  6. A P S D D S P A A P S D A P S D Repeated Use of the Cycle Changes That Result in Improvement DATA Spread Implementation of Change Wide Scale Tests of Change Hunches Theories Ideas Follow-up Tests Very Small Scale Test

  7. Cycles for Testing ChangesPurpose: Cycle 1 - Cycle 2 - Cycle 3 - Cycle 4 - Cycle 4 - Cycle 5 -

  8. Q: What changes can we make that will result in an improvement? A: Improvement Strategies

  9. Why Test? • To answer questions… • Will change result in improvement? • How much improvement? • Need to adapt the change? • Any costs and/or side-effects? • Other reasons… • Opportunity for “failures” • Minimizes resistanceupon implementation

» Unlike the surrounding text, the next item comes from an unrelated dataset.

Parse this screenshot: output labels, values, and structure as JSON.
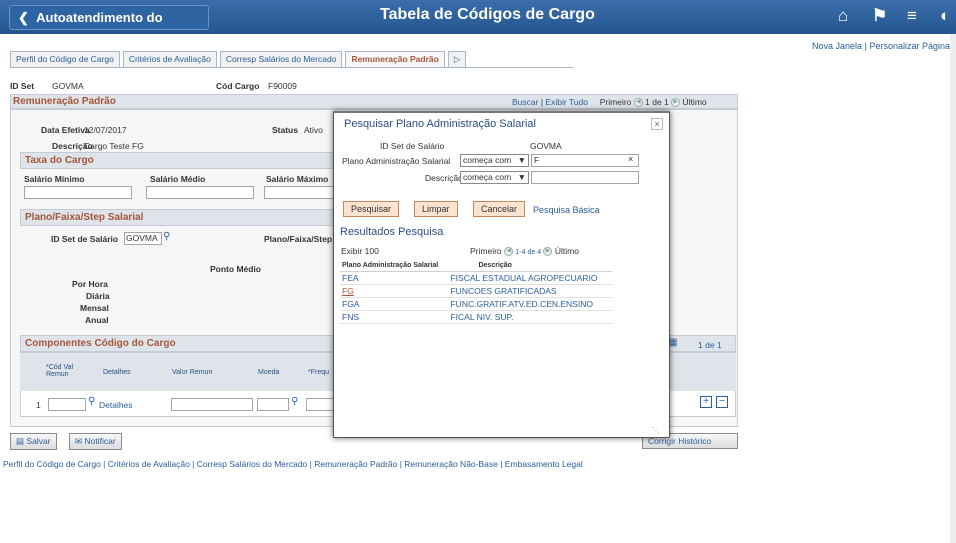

  10. Why not start with implementation? • The change is permanent - need to develop all support processes to maintain change. • High expectation to see improvement (no failures). • Increased scope will lead to increased resistance. • Generally takes more time than tests.

  11. Successful Cycles to Test and Adapt Changes • Scale down size of test (# of residents, location) • Conduct multiple cycles to test & adapt change • Test with volunteers • Do not try to get buy-in, consensus, etc. • Be innovative to make test feasible • Collect useful data during each test • Test over a wide range of conditions

  12. Decrease the Time Frame for a PDSA Test Cycle • Years • Quarters • Months • Weeks • Days • Hours • Minutes Drop down two levels to plan test cycle!

  13. P P P P P P A A A A A A D D D D D D S S S S S S S S S S S S D D D D D D A A A A A A P P P P P P A A A A A A P P P P P P S S S S S S D D D D D D P P P P P P A A A A A A D D D D D D S S S S S S Overall Aim: Implement the Prevention & Treatment Model at Your Nursing Home Assessment & Monitoring Organizational Commitment Prevention Strategies Treatment Interventions Community Develop Strategies for Each Component of the Model

  14. AIM- Improve Prevention & Treatment of Pressure Ulcers Concept D Concept C Concept B Concept A Change Concepts, Theories, Ideas

  15. Act Plan Study Do Improving by NEXT Tuesday! Willing to compromise on • scope, • size, • rigor, and • sophistication, but the cycle should include one resident and must be completed by Tuesday. Report cycle on e-mail list by October 28th, 2003.

  16. The Power of One…

  17. References • The Improvement Guide: A Practical Approach to Enhancing Organizational Performance. G. Langley, K. Nolan, T. Nolan, C. Norman, L. Provost. Jossey-Bass Publishers., San Francisco, 1996, Chapter 6. • Quality Improvement Through Planned Experimentation. 2nd edition R. Moen, T. Nolan, L. Provost, McGraw-Hill, NY, 1998. • “Accelerating the Pace of Improvement - An Interview with Thomas Nolan,” Journal of Quality Improvement, Volume 23, No. 4, The Joint Commission, April, 1997. • “Understanding Variation”, Quality Progress, Vol. 13, No. 5, T. W. Nolan and L. P. Provost, May, 1990.